**Your instructions**
Out of all the lines below, count those with the word "link". Give the number only.

_____

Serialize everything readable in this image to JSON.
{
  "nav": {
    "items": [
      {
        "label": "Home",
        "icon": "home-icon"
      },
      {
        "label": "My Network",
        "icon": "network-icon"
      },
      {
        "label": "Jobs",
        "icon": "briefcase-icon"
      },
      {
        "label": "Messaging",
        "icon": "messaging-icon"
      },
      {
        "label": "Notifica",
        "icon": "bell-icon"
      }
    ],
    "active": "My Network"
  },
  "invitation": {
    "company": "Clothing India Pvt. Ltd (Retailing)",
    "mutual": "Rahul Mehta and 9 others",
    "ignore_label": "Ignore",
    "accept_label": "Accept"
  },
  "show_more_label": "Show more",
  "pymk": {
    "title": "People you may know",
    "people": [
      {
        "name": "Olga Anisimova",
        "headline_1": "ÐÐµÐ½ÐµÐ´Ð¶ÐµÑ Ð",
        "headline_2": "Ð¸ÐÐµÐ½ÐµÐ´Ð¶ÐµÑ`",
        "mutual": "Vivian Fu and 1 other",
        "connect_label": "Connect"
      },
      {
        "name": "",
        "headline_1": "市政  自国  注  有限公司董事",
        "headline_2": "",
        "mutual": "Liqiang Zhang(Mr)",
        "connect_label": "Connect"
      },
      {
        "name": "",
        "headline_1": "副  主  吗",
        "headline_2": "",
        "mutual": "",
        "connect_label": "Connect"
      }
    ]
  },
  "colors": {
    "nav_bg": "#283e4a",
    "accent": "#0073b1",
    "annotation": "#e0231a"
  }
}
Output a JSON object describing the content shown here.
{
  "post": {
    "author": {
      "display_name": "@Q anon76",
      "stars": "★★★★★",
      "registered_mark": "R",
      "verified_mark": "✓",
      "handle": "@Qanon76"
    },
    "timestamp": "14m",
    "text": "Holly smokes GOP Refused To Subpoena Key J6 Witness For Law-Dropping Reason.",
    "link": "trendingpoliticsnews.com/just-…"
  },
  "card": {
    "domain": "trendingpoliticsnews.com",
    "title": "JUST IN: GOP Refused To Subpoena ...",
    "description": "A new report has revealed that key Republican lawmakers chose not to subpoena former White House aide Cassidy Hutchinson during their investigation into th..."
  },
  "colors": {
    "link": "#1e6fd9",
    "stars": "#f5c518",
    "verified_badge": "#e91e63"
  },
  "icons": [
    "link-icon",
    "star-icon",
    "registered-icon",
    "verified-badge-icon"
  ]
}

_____

**Response to this task**
3